═════ Working data ═════
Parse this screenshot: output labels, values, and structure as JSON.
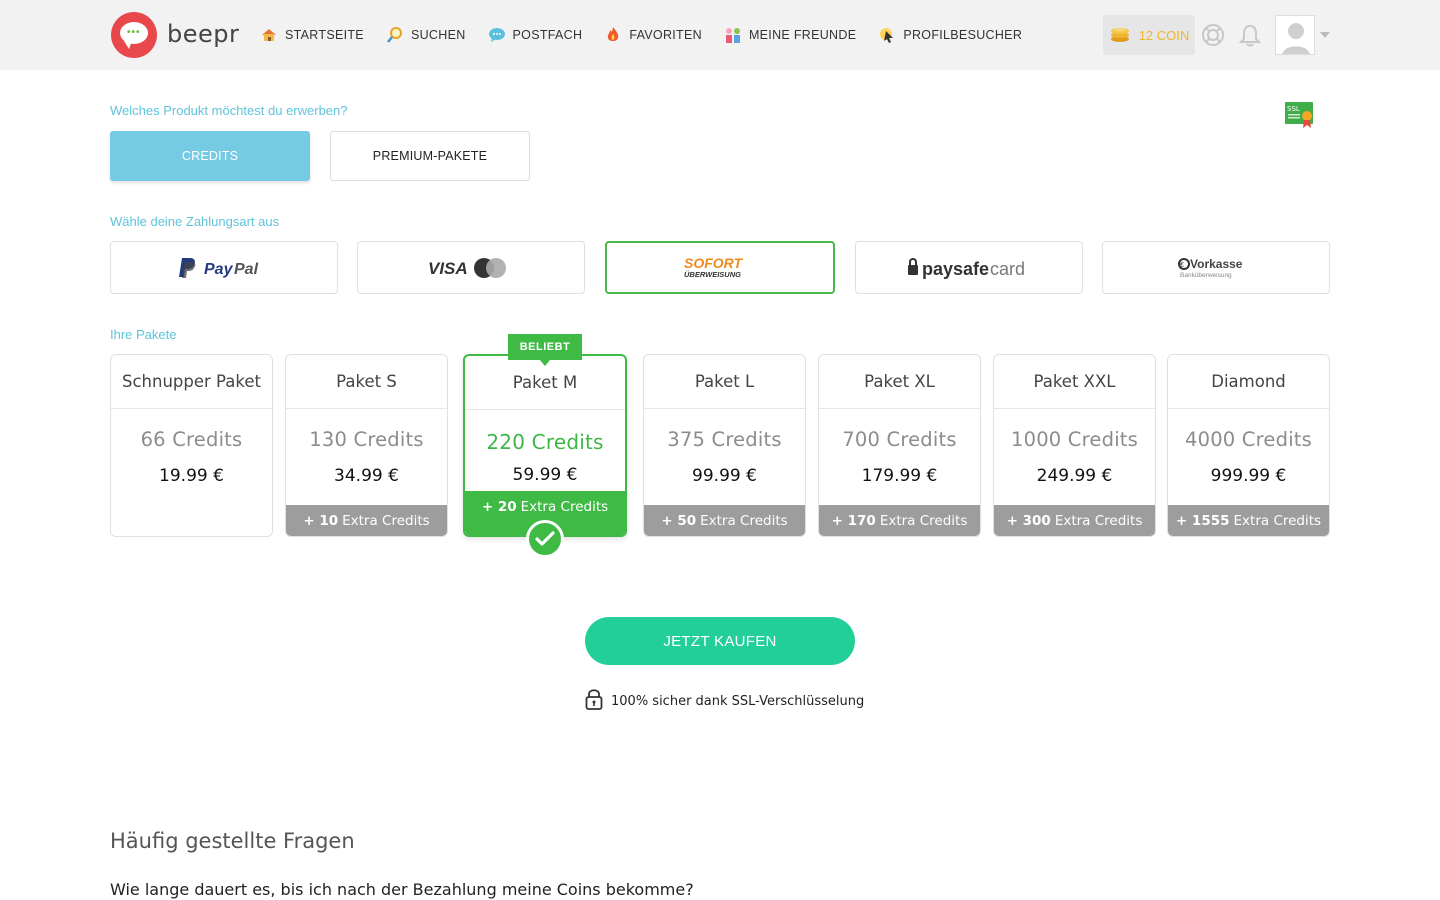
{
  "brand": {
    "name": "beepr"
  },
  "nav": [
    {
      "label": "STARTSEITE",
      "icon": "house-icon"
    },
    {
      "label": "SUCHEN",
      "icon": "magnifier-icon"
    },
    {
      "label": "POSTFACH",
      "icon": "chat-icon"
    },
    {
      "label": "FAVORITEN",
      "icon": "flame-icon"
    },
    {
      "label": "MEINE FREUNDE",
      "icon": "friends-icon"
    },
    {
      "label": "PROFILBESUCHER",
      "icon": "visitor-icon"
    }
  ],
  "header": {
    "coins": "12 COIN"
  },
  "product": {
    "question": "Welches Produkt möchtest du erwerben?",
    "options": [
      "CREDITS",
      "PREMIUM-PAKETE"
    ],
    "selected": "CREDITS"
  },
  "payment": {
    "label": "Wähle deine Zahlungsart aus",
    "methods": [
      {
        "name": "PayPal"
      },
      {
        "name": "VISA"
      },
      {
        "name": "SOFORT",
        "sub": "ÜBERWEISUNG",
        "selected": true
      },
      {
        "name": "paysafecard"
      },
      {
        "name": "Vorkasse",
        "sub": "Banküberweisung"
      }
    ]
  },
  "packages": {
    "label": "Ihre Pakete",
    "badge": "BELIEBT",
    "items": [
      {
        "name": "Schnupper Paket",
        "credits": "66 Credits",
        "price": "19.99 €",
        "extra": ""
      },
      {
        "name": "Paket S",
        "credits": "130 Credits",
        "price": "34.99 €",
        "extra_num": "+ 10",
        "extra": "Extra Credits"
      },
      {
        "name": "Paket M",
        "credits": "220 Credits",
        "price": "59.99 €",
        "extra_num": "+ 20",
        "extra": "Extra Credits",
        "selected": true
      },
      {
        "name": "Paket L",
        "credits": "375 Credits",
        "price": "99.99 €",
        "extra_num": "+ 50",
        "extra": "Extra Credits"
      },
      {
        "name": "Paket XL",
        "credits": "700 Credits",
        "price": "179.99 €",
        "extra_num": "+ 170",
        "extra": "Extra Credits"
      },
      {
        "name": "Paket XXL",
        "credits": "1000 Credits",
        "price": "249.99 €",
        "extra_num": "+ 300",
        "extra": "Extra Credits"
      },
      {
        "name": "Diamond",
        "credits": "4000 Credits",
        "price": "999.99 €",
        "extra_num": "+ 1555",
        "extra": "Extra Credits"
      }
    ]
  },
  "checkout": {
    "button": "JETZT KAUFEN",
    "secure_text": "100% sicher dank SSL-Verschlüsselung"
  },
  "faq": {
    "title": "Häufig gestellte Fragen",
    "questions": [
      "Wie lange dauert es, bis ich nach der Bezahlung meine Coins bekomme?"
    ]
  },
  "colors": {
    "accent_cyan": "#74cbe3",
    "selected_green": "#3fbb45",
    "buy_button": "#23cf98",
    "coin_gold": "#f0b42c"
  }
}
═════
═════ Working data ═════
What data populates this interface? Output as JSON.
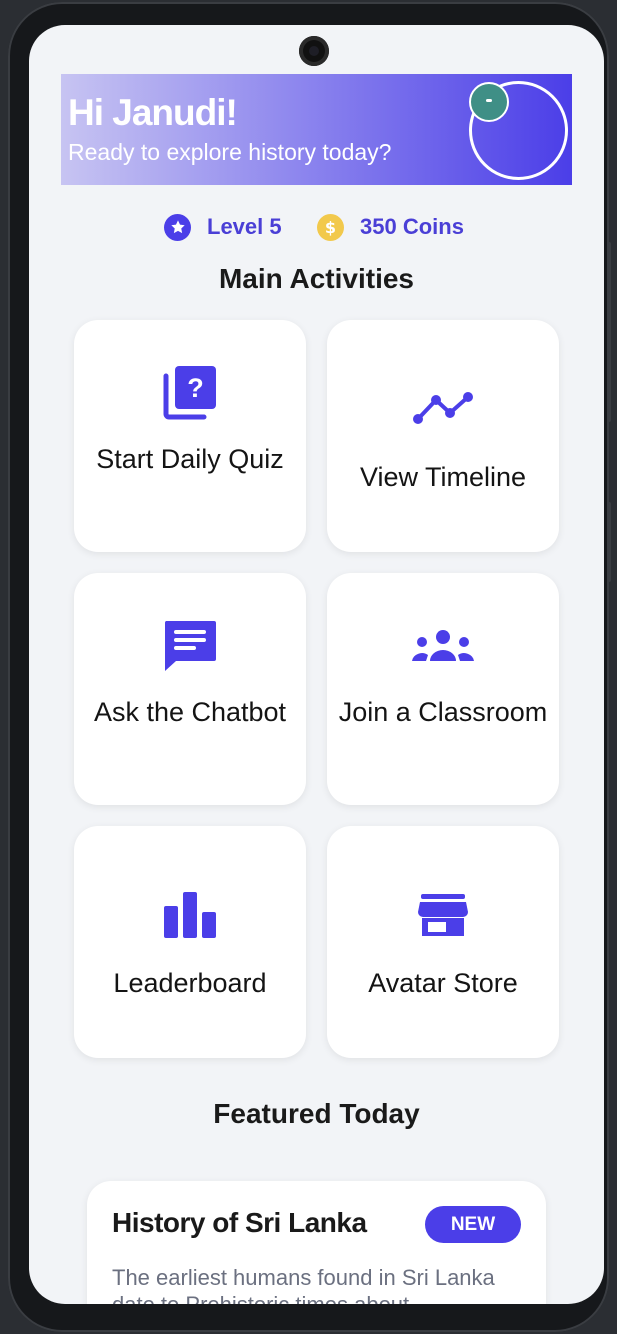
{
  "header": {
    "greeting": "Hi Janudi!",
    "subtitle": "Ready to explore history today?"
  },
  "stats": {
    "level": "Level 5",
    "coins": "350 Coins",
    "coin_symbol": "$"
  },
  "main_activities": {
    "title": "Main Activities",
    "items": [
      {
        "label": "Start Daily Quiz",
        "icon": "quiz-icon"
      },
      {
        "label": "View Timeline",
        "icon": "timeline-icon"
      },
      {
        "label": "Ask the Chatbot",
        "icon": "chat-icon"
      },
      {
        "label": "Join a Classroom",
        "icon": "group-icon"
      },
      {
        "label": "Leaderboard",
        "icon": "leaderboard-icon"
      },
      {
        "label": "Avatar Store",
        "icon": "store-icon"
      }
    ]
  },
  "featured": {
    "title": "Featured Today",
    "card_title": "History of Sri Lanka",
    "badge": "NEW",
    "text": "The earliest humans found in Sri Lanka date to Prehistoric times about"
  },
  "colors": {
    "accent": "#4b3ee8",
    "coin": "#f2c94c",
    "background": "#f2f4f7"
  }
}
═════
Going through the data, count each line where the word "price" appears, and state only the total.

_Response for this exercise_.
7